» EXERCISE AIM:
Show each line from the listing that includes the word "icon".

<<<<

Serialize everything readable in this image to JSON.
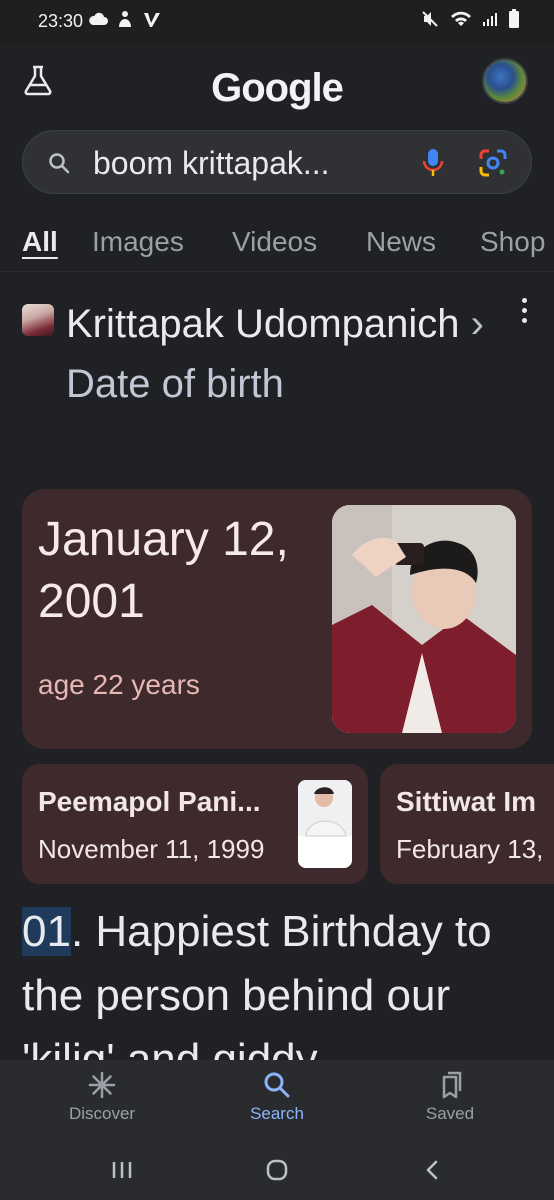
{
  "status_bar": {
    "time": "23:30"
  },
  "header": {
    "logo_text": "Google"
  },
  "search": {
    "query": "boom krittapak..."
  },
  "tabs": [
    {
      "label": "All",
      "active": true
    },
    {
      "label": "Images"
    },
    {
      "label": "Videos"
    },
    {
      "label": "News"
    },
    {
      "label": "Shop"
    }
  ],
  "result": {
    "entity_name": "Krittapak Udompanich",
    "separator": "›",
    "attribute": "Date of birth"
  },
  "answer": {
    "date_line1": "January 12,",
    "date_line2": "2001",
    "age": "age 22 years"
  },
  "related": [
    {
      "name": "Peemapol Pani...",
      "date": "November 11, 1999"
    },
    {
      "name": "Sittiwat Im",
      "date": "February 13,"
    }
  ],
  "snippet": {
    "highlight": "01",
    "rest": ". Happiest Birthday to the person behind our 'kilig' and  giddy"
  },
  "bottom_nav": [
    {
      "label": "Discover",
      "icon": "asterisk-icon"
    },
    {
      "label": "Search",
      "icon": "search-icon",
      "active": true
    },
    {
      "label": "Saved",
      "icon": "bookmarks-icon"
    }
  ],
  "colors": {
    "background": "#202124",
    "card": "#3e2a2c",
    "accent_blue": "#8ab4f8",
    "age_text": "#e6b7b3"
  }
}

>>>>
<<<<

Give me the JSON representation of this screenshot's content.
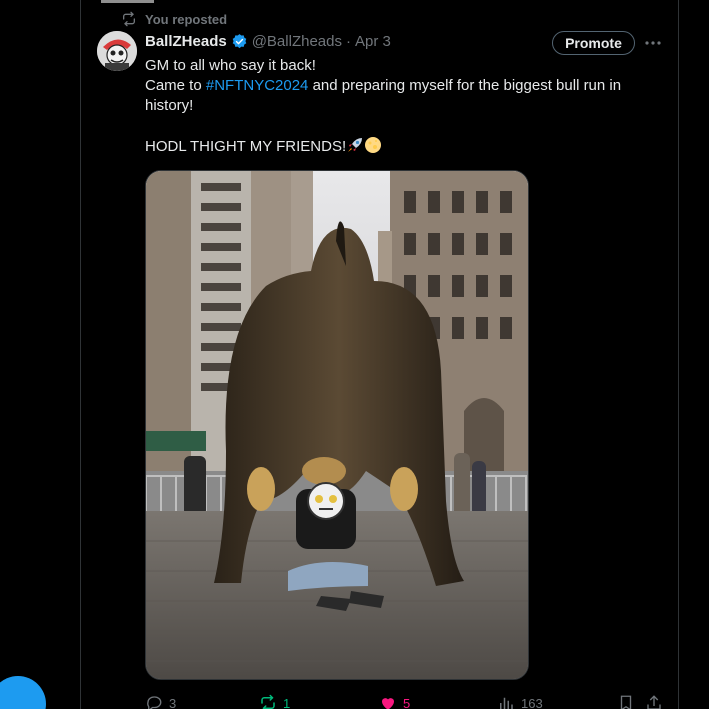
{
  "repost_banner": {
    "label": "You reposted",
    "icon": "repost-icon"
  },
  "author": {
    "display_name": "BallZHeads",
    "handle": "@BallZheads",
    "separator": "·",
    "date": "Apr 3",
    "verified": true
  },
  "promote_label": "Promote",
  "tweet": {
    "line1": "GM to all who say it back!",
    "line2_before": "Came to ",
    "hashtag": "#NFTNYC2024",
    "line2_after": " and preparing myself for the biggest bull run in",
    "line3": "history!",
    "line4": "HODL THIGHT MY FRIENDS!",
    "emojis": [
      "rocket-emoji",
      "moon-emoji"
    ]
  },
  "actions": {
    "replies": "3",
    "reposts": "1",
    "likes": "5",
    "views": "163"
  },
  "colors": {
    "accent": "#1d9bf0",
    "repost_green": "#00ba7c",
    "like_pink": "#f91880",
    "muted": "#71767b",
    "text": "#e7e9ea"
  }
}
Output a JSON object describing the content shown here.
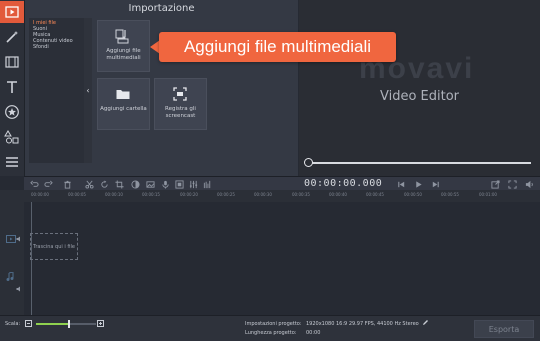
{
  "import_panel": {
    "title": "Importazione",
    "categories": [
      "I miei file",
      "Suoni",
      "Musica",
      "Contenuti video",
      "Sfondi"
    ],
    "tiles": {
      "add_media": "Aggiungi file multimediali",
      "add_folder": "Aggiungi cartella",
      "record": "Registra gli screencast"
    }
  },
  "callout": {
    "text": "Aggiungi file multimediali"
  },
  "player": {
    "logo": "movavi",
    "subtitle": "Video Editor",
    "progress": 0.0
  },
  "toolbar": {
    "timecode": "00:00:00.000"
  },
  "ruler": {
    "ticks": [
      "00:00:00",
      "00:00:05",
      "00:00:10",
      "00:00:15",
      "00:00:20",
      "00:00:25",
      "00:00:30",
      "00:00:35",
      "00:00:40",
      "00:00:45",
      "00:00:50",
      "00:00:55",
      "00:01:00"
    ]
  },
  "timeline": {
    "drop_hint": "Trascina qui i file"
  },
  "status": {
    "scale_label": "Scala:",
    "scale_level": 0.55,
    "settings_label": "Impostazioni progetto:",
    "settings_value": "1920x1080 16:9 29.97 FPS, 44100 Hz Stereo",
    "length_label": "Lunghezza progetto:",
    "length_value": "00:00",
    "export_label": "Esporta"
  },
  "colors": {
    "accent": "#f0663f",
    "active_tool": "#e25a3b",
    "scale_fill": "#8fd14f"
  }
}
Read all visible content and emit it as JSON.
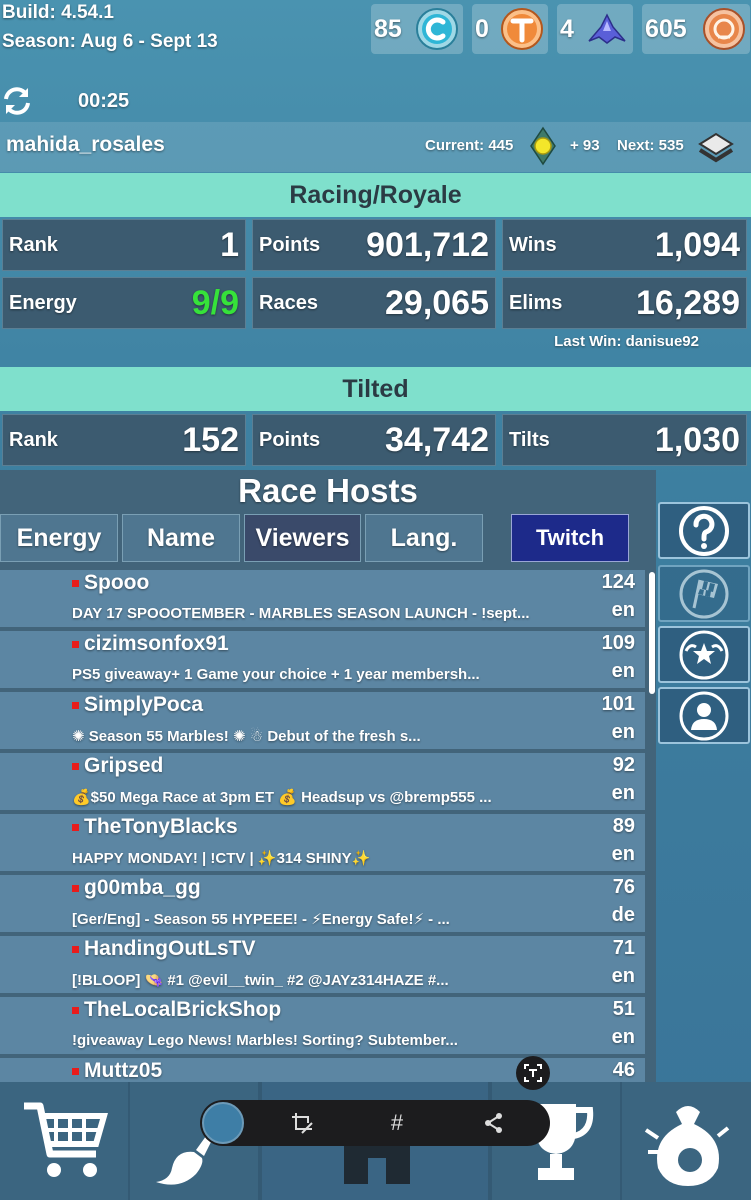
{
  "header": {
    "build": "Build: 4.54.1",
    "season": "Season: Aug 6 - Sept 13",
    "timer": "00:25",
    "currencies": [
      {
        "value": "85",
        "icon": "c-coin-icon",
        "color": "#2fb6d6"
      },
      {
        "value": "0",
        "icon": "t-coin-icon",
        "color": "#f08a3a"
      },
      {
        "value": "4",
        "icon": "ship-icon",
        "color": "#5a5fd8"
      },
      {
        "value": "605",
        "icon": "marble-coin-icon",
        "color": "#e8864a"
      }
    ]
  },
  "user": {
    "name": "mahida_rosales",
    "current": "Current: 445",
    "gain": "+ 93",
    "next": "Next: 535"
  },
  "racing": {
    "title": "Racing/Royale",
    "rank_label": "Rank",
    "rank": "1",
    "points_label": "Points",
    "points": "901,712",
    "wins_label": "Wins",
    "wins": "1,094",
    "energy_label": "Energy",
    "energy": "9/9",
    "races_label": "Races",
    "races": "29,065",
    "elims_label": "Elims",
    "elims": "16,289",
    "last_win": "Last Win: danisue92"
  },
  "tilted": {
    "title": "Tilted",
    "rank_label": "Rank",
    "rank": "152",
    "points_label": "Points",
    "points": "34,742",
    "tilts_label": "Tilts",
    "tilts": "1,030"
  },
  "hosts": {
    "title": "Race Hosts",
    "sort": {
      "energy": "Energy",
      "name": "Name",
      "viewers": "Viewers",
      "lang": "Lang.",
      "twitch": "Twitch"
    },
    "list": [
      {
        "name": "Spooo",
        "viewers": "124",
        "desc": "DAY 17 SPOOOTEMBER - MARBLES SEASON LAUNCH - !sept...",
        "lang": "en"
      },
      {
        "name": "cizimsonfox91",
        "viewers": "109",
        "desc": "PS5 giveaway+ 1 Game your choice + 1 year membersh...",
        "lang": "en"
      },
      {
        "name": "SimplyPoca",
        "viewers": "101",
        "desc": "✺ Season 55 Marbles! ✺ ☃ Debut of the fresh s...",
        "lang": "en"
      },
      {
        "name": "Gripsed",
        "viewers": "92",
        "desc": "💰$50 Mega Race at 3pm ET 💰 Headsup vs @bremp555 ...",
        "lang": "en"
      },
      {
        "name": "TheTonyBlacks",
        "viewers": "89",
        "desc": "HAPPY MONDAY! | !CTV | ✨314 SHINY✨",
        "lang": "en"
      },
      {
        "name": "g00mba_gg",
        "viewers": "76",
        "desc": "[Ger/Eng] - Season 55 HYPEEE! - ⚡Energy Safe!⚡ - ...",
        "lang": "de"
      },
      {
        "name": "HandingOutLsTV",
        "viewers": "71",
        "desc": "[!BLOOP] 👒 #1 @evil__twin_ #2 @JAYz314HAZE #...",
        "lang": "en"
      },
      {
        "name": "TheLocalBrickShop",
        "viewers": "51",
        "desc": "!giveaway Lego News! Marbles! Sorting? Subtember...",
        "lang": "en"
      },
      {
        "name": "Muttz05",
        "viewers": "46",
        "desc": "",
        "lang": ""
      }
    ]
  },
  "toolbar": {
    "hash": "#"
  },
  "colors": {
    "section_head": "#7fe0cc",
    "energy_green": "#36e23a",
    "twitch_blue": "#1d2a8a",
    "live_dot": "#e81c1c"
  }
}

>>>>
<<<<

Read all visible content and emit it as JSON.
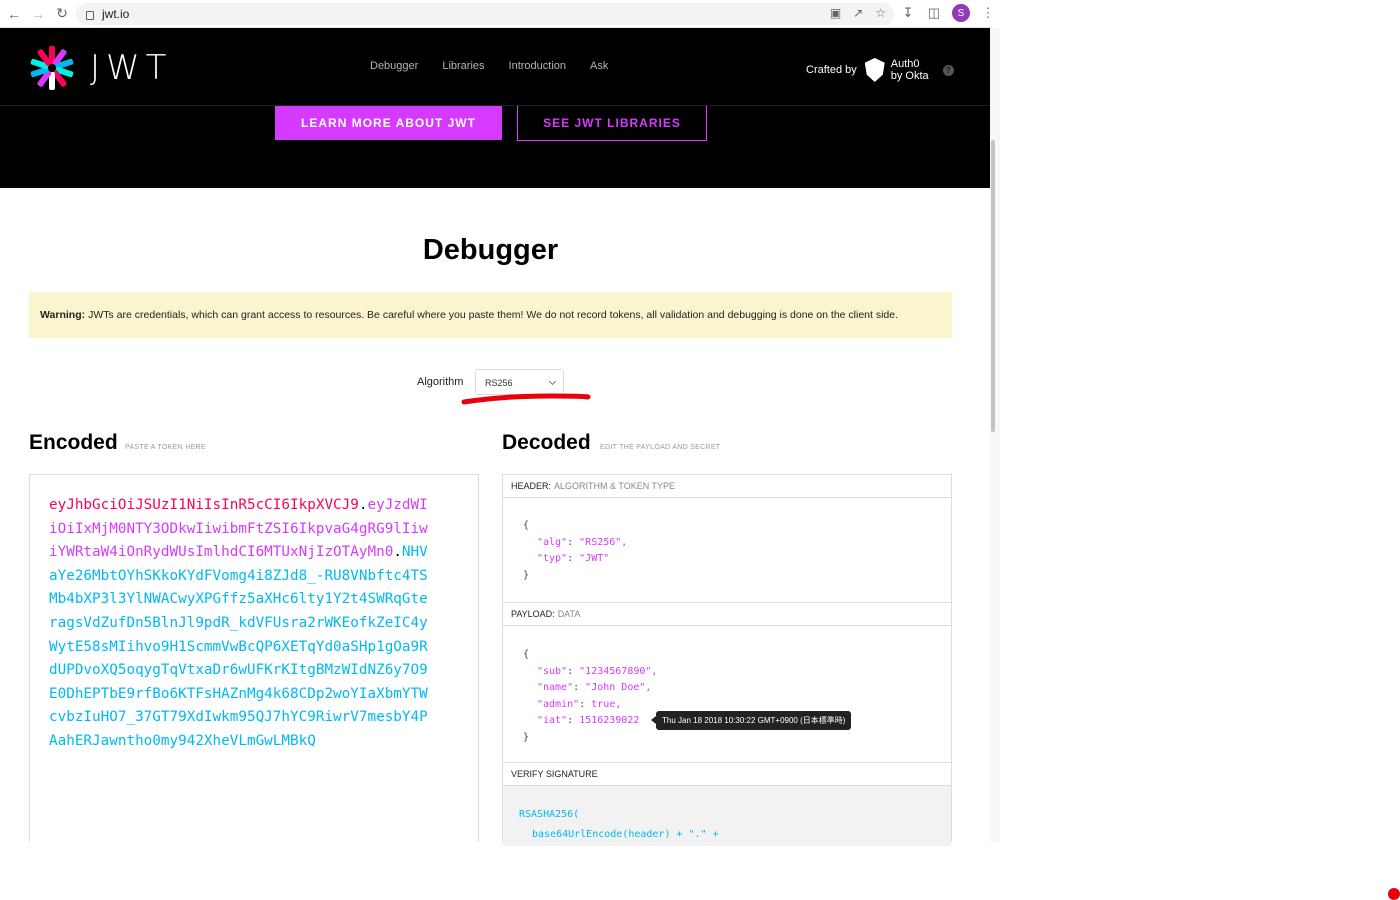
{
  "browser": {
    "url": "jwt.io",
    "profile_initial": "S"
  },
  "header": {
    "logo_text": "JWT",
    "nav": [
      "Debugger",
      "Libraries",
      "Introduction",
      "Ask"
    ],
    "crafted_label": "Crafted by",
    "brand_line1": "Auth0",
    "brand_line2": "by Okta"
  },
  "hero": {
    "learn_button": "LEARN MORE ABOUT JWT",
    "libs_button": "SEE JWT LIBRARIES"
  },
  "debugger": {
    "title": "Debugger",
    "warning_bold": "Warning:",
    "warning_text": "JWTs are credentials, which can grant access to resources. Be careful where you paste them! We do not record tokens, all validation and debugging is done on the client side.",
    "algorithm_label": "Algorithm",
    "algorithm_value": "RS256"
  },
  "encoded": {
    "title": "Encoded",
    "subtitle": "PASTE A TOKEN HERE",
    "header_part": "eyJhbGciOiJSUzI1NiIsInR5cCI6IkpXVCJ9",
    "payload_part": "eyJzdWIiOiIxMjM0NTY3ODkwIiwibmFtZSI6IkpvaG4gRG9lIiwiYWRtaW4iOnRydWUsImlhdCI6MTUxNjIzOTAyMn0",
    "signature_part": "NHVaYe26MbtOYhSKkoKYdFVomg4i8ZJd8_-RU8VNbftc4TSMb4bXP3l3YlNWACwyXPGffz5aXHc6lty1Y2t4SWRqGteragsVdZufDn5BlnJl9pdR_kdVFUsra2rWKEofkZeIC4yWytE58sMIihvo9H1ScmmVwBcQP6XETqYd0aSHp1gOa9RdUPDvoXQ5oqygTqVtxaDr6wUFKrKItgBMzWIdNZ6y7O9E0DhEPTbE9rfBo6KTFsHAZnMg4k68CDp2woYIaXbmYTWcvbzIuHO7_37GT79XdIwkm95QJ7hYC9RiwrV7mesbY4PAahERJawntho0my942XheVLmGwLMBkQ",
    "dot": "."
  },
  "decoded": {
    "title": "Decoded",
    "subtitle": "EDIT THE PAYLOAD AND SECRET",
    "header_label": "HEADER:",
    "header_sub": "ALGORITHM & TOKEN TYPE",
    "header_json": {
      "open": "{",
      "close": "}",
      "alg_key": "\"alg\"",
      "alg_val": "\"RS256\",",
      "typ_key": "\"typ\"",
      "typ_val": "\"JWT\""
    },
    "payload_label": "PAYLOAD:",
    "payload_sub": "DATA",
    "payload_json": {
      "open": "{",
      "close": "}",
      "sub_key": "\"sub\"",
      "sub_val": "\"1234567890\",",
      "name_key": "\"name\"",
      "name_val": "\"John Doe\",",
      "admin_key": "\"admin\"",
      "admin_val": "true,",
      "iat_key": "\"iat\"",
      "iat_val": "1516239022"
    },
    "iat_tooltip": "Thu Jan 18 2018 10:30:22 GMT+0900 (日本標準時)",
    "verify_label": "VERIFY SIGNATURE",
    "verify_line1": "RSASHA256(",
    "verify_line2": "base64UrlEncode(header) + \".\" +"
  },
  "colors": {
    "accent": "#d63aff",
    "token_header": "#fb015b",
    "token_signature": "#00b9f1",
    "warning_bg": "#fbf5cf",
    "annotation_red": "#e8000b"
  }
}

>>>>

» TASK SOLUTION:
      "icon": "asterisk-icon"
      "icon": "search-icon",
      "icon": "bookmarks-icon"
    "icon": "repost-icon"
        "icon": "c-coin-icon",
        "icon": "t-coin-icon",
        "icon": "ship-icon",
        "icon": "marble-coin-icon",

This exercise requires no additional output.